Choose how you spend your time. Be the driver of your life, rather than having the choices you made in the past drive your days.

Pushing Through

There’s an interesting conundrum that humans face: whether to persevere through a situation or quit. On the surface, we are told to always persevere. To stick with things. To finish, no matter how hard. This creates good habits. This leads to lasting happiness and great rewards.
I agree with this mentality, kind of. As with most things in life you can add an “it depends” clause. I’ve watched friends push through at a job month after month waiting for the payout, only to have it never happen. I’ve watched loved ones throw energy into a relationship, only to have it fade with time. My most glaring example came from the first time I trained for a marathon.
I was living in Chicago ten years ago. I followed all the prescribed methods for success in running your first race. I stuck to a schedule. I went to a speciality running store for fitted shoes. I had friends to cheer me on. I quit drinking, ate right, and slept a lot. By the time the race day arrived I was horribly injured. When my ankle and then my knee started hurting people told me to run through the pain. Some said train less, others run more.
I did serious damage to my leg by pushing through. It turned out two things were wrong with my training and both provide lessons to learn from.
When I went to the speciality running store they misdiagnosed that I pronated. I was prescribed shoes that would fix this issue. Unfortunately, I don’t pronate. These shoes created a lot of extra pressure on my ankles which led to pain over time. And as long as I continued to run in them they would continue to put that pressure on. When you’re going to be spending hours and days in an activity its always worth getting a second opinion!
The second lesson came to me years after the race. After hurting myself snowboarding I went to rehab. At the end of my rehab I told the trainer I wanted to run again. I had tried to run a few more times with minimal success – my longest race had been a painful half marathon. She recommended a running specialist who worked near Boulder, CO. I met the specialist and she proceeded to video tape me running on her iPad. Three minutes later, I took off my shoes and sat down with her in her office. “Well,” she said, “close your eyes and just listen.”

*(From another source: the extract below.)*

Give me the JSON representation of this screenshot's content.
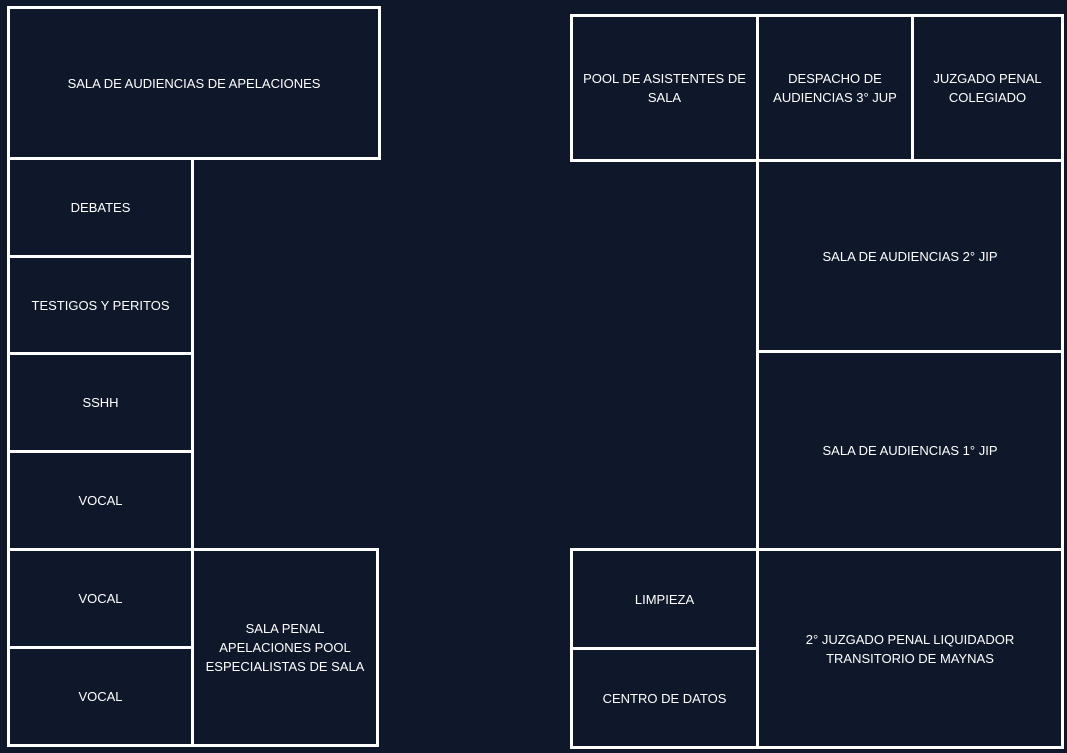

I closed my eyes and listened. The sound I made with every step was like a thunderclap. She could tell I was landing too heavy. She explained this would always lead to injury over time regardless of shoes or training regimen. We worked together for a couple of months and since then I’ve been able to run injury free for the last 4 years.
The takeaway here is that some times you need to adjust your approach. Maybe your goal is a reasonable one, but your methods for achieving it need work. Finding an expert or a trusted advisor to give you honest feedback is better than pounding out miles. There’s no perfect process for anyone, and hard work is important. Rather than brute forcing through difficult times, I encourage you to re-examine your tools and process.